** Provided material follows **

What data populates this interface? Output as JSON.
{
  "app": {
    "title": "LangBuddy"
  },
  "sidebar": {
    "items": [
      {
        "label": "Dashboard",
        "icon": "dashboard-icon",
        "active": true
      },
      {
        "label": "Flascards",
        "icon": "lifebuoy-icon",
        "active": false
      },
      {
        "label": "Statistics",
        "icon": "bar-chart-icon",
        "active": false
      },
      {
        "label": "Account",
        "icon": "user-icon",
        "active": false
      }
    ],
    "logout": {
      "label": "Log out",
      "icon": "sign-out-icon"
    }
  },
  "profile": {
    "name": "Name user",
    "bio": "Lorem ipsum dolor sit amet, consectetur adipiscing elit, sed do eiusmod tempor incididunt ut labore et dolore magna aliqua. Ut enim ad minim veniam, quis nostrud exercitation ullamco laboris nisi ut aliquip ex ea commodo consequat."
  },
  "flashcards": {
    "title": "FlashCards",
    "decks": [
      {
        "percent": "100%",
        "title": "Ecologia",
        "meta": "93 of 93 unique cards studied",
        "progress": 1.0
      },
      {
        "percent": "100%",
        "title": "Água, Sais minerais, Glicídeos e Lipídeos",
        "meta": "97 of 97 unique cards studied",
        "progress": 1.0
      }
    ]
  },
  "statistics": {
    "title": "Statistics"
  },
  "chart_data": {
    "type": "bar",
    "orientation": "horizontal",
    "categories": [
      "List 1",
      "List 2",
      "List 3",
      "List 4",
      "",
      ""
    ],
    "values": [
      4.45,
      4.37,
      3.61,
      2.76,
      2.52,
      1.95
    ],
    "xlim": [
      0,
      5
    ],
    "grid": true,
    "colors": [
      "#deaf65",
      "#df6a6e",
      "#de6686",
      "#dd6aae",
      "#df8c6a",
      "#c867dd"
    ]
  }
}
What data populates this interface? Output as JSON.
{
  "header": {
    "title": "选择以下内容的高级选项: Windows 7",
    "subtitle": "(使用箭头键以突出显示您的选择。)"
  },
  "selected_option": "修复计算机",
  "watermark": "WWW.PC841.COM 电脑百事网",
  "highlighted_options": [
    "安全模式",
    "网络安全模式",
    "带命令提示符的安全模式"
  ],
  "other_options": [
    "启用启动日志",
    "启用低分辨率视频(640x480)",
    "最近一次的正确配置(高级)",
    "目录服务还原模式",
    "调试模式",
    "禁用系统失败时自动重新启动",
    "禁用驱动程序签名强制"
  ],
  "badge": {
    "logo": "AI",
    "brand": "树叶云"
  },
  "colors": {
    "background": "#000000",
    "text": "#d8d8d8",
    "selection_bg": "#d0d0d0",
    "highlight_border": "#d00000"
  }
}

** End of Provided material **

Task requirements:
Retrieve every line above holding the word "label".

Task solution:
        "label": "Dashboard",
        "label": "Flascards",
        "label": "Statistics",
        "label": "Account",
      "label": "Log out",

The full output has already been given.